Stored data

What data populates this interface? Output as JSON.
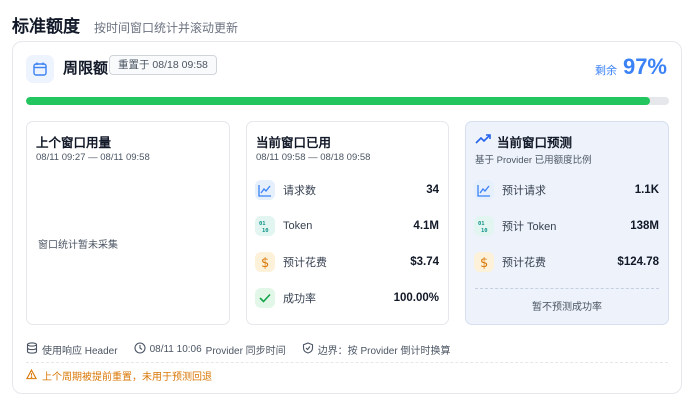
{
  "header": {
    "title": "标准额度",
    "subtitle": "按时间窗口统计并滚动更新"
  },
  "quota": {
    "title": "周限额",
    "reset_badge": "重置于 08/18 09:58",
    "remaining_label": "剩余",
    "remaining_value": "97%",
    "progress_fraction": 0.97,
    "progress_color": "#22c55e",
    "accent_color": "#3b82f6"
  },
  "previous_window": {
    "title": "上个窗口用量",
    "range": "08/11 09:27 — 08/11 09:58",
    "empty_text": "窗口统计暂未采集"
  },
  "current_window": {
    "title": "当前窗口已用",
    "range": "08/11 09:58 — 08/18 09:58",
    "rows": [
      {
        "icon": "chart-line-icon",
        "label": "请求数",
        "value": "34"
      },
      {
        "icon": "binary-icon",
        "label": "Token",
        "value": "4.1M"
      },
      {
        "icon": "dollar-icon",
        "label": "预计花费",
        "value": "$3.74"
      },
      {
        "icon": "check-icon",
        "label": "成功率",
        "value": "100.00%"
      }
    ]
  },
  "forecast": {
    "icon": "trend-up-icon",
    "title": "当前窗口预测",
    "subtitle": "基于 Provider 已用额度比例",
    "rows": [
      {
        "icon": "chart-line-icon",
        "label": "预计请求",
        "value": "1.1K"
      },
      {
        "icon": "binary-icon",
        "label": "预计 Token",
        "value": "138M"
      },
      {
        "icon": "dollar-icon",
        "label": "预计花费",
        "value": "$124.78"
      }
    ],
    "note": "暂不预测成功率"
  },
  "footer": {
    "source": "使用响应 Header",
    "time": "08/11 10:06",
    "sync": "Provider 同步时间",
    "boundary": "边界：按 Provider 倒计时换算",
    "warning": "上个周期被提前重置，未用于预测回退"
  }
}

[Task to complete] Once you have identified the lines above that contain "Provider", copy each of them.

[Solved problem]
    "subtitle": "基于 Provider 已用额度比例",
    "sync": "Provider 同步时间",
    "boundary": "边界：按 Provider 倒计时换算",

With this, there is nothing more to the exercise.